The “Regulatory Authority” is a body whose establishment was originally required within the Arrangements Law and was presented to the public as a mechanism aimed at streamlining, eliminating, and reducing unnecessary bureaucracy. In practice, had the latest Arrangements Law been approved in its original form, it would have transferred all decisions regarding the state budget to an unelected body that is unaccountable to the public.
The reason for it is that, in its original form, the Regulatory Authority would have had the power to nix any public allocation in excess of 100 million shekels. Consequently, government ministers wishing to carry out any reform in their office would have been first obliged to submit it for approval to a centralized body with veto powers, thereby depleting their job of any substance.
Following the Attorney General’s decision to approve the inclusion of the Regulatory Authority within the Arrangements Law (with the attendant stipulation that the enactment of any new regulatory legislation is banned until 2024), Zulat approached the Attorney General on 29 August 2021. Subsequently, in the wake of coalition agreements, it was decided to remove Articles 21, 28 and 30 from the Arrangements Law, and the law was passed without them.

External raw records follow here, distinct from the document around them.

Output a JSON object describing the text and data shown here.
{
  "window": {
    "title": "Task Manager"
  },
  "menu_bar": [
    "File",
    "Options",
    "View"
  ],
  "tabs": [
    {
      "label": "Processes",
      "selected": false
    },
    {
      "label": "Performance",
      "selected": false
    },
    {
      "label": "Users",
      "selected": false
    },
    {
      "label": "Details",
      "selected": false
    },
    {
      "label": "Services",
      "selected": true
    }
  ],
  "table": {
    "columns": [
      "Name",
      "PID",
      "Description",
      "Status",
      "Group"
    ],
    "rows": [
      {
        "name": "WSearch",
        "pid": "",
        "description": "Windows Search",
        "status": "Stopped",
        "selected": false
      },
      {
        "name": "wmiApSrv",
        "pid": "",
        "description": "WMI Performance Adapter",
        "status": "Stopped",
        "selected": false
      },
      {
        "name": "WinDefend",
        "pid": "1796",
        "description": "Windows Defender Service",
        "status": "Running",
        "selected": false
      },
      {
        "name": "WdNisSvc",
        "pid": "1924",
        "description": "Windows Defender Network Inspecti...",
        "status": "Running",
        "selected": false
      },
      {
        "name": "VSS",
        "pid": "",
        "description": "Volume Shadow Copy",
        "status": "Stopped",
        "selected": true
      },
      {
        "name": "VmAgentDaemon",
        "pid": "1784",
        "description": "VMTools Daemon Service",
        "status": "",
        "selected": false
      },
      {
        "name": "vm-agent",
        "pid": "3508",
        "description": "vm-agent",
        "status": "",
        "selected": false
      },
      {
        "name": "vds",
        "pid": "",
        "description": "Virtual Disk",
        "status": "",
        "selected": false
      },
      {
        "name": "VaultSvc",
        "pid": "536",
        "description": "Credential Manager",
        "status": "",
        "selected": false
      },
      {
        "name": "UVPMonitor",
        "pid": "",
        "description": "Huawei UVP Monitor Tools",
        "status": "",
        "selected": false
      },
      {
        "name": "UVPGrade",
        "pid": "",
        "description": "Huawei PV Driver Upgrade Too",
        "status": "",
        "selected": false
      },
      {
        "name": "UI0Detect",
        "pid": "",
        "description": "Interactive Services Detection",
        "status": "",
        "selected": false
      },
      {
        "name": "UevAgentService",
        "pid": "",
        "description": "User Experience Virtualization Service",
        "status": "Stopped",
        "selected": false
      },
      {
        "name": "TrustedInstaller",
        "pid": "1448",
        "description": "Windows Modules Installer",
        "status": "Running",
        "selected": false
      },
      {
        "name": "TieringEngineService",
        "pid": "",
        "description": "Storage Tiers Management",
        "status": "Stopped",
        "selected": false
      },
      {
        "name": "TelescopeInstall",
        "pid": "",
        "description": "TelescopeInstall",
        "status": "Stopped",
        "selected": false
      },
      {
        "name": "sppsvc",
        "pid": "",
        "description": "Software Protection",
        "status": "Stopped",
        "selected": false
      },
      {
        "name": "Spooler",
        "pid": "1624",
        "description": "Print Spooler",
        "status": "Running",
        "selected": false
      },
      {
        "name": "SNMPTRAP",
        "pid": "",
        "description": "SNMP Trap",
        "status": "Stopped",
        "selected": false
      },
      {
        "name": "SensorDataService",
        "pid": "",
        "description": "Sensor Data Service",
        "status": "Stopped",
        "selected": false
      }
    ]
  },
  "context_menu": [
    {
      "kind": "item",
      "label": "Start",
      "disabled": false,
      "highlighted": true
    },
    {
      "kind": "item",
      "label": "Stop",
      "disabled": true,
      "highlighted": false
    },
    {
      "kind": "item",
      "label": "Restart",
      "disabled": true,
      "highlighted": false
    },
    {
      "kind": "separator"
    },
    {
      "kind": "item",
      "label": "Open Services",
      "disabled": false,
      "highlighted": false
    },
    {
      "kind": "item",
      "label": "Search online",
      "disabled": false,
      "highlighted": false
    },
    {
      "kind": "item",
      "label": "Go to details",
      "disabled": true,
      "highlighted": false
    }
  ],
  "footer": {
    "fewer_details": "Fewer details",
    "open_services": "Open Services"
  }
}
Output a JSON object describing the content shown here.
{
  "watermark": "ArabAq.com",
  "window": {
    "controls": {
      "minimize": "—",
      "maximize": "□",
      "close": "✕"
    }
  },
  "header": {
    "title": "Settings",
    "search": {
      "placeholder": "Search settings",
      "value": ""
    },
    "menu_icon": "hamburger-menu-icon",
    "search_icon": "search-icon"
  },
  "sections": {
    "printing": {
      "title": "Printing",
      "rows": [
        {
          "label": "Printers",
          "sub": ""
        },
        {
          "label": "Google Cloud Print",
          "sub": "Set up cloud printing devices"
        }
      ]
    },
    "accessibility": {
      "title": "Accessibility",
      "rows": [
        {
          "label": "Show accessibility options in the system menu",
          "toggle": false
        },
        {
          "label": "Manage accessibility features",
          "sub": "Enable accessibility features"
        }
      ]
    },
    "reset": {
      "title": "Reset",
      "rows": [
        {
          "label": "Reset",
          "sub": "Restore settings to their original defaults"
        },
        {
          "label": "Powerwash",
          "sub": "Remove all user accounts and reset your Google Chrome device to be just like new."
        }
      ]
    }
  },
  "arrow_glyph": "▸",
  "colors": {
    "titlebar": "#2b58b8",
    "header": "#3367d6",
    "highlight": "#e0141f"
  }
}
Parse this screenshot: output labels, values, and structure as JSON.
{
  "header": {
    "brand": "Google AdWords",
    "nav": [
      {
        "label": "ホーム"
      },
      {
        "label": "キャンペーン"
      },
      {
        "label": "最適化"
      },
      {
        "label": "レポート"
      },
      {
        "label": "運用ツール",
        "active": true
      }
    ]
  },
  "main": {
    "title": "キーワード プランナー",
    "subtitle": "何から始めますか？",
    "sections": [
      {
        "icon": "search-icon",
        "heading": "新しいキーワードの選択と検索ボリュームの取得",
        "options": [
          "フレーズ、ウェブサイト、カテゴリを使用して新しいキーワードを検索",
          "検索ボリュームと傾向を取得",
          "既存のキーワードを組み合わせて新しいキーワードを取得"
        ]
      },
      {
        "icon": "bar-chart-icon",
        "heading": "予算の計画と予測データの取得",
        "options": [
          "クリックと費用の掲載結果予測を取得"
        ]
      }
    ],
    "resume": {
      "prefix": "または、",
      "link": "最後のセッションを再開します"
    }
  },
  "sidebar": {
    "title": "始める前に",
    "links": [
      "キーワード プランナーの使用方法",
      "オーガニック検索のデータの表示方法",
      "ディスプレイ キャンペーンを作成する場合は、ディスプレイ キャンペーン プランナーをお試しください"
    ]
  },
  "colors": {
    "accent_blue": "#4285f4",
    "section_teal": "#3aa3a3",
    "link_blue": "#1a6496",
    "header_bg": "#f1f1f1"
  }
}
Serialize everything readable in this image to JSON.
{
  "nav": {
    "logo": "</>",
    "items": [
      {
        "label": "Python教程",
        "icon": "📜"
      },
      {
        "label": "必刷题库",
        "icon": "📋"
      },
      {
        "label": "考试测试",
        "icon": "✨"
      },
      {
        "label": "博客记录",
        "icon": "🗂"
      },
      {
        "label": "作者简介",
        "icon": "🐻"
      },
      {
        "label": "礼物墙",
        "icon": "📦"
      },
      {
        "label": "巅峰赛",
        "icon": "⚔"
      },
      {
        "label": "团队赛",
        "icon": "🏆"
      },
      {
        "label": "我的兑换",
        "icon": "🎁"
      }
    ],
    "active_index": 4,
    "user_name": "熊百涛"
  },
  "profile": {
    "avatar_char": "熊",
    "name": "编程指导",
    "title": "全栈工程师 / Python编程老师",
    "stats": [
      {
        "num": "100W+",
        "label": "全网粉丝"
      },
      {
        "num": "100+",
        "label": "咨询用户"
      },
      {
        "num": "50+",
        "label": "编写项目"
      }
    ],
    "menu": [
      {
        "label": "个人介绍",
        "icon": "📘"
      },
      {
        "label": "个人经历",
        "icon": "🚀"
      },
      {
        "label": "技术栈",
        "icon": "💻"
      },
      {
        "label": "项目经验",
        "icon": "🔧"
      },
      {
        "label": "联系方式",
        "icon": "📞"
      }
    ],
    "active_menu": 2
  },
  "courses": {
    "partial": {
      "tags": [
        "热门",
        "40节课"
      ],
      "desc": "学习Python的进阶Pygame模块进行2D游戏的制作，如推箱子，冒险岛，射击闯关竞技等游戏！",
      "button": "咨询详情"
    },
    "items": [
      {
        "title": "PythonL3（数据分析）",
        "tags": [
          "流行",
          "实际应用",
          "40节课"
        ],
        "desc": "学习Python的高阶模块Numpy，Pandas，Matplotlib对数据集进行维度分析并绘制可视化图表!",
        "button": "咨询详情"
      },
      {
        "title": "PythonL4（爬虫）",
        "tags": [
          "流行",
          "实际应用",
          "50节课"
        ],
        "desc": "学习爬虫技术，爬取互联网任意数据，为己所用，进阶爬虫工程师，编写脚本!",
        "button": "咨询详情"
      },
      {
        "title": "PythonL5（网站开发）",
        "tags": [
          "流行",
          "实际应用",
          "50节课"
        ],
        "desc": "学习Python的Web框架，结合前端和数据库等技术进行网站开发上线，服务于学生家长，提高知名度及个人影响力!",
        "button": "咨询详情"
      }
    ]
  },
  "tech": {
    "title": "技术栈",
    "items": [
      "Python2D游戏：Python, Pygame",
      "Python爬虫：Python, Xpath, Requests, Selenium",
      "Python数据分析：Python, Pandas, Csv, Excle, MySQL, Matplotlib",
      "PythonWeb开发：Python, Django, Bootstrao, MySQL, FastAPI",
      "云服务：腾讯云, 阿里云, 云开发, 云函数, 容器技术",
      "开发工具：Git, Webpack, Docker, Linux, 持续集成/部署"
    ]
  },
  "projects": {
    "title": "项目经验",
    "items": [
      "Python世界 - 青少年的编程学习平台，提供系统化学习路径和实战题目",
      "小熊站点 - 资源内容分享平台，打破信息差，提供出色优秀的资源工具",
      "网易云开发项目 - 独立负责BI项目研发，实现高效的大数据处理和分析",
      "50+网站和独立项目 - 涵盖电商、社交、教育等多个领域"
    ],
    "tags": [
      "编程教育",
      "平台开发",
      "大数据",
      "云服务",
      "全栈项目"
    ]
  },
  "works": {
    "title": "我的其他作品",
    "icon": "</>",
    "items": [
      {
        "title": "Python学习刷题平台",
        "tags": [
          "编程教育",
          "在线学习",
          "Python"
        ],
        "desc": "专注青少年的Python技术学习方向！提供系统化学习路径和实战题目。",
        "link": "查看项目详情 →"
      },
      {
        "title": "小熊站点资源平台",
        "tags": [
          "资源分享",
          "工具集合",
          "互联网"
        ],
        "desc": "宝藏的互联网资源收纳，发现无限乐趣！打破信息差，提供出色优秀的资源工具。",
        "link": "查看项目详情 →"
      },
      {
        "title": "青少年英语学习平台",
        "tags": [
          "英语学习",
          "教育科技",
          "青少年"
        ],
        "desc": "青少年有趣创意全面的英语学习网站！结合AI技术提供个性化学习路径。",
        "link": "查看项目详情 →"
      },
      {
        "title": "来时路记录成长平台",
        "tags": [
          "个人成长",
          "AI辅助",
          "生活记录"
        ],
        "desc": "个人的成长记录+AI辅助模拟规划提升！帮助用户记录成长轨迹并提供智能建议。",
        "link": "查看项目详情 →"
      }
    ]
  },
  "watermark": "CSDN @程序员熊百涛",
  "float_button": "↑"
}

The excluded articles deal with the power of the Regulatory Authority to make decisions that oblige the government and its ministers. Their removal from the Arrangements Law is an important achievement as it eliminates the obligation to comply with it, thereby weakening the Regulatory Authority’s powers and bolstering the status of government ministers, who are no longer obliged to comply with a supreme regulatory entity.
However, the obligation to consult the Regulatory Authority remains in effect, therein creating the potential for a major cooling effect on the authority of the elected government. In addition, it should be remembered that even after the removal of some problematic articles, the very establishment of a Regulatory Authority in Israel is something that must be fought, given that some articles contained in the approved law may substantially infringe on human rights, such as the rights to health, privacy, property, employment, housing, education, and equality.
In addition, the law’s goals, principles, characterizations, makeup, etc. contain no reference to the Regulatory Authority’s responsibility to protect and defend the public interest, nor does it contain any requirement to strike a balance between general efficiency and the protection of human rights.
Therefore, the fight against the Regulatory Authority and for human rights will continue and will henceforth deal with the specific articles excluded from the law and slated to be discussed by the Knesset’s Constitution, Law, and Justice Committee.